*** Begin section ***

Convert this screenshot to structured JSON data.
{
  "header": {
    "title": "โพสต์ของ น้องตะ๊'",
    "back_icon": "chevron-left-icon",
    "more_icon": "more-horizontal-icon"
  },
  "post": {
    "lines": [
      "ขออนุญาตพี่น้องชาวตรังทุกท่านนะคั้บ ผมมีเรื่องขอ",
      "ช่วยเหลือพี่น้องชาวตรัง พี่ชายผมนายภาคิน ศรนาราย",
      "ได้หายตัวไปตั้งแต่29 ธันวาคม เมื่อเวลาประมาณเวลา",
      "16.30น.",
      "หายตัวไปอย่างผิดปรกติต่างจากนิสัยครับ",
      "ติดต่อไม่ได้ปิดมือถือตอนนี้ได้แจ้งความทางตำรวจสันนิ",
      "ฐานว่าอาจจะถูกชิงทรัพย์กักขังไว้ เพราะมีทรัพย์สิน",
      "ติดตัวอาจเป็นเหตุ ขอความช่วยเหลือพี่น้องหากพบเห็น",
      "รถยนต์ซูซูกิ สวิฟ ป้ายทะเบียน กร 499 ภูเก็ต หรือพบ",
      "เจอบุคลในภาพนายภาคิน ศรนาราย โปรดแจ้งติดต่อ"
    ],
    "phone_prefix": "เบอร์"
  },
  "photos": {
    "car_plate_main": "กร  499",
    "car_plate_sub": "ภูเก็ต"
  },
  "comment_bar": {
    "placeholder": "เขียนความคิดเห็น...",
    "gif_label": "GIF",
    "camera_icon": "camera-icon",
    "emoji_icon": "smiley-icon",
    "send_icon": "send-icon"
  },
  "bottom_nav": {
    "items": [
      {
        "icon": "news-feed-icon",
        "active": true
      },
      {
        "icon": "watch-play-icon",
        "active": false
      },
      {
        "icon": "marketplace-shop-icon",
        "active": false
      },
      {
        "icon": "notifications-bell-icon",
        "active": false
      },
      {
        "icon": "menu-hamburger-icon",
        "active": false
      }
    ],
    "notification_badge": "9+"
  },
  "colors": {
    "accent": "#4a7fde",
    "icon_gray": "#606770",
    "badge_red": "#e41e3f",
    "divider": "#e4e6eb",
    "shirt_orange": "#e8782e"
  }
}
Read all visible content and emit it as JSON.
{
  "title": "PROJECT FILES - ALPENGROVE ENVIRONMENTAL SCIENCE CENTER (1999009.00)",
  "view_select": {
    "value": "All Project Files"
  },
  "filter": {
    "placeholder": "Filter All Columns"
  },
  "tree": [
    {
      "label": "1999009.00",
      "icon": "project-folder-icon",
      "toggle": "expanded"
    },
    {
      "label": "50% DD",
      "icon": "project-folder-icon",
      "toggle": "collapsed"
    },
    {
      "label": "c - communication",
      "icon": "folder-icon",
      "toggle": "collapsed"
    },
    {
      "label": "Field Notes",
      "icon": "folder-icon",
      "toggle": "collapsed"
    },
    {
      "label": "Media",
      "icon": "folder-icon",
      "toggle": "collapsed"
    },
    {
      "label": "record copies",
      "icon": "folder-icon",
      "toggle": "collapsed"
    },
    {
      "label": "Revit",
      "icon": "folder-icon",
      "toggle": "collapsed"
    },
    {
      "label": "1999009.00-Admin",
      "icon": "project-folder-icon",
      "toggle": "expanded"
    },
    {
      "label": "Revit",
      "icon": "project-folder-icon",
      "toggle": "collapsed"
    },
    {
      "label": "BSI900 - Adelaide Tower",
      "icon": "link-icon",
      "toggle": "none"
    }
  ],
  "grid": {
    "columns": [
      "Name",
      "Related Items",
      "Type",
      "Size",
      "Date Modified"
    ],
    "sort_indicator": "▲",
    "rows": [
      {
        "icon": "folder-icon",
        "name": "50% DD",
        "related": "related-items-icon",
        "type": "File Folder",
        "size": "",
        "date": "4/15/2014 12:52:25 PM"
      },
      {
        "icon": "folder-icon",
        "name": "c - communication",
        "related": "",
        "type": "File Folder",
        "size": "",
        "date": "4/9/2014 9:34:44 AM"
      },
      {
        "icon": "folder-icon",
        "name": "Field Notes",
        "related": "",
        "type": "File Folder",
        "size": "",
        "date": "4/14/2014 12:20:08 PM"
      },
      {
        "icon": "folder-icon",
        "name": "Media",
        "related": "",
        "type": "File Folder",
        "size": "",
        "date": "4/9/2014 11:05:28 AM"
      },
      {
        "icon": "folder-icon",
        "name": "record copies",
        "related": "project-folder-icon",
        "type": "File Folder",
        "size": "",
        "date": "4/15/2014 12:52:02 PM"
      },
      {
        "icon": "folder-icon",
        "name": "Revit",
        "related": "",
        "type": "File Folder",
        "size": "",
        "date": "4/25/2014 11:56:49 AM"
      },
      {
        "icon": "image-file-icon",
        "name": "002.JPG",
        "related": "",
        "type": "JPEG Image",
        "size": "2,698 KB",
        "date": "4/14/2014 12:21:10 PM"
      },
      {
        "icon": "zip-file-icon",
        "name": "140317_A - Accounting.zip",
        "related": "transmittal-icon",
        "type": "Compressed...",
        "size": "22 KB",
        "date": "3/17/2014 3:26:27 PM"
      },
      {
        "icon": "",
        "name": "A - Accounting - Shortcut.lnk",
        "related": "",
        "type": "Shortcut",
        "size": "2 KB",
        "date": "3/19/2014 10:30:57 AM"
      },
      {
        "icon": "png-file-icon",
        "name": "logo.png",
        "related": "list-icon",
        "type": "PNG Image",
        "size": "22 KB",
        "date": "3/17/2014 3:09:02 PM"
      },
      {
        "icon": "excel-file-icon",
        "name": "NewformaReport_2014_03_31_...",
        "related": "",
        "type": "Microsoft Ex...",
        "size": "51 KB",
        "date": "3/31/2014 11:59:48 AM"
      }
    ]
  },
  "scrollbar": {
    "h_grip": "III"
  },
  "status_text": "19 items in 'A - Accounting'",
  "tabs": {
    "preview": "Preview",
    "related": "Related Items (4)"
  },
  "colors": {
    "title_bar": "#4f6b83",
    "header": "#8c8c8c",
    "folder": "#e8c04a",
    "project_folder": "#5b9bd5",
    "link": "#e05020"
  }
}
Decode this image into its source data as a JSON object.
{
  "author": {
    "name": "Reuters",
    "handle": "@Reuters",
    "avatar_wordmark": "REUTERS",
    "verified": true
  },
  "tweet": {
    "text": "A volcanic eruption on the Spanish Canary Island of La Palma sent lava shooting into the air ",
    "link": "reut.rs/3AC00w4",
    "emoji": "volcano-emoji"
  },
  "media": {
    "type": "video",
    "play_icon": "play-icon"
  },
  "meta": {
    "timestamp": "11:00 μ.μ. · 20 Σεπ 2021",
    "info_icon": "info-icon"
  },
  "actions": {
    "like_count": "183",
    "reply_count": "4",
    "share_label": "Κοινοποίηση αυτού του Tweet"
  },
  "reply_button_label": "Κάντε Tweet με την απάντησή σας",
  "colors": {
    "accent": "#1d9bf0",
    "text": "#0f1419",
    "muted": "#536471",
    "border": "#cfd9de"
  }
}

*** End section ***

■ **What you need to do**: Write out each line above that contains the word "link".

■ **Completed task**:
      "icon": "link-icon",
    "link": "#e05020"
    "link": "reut.rs/3AC00w4",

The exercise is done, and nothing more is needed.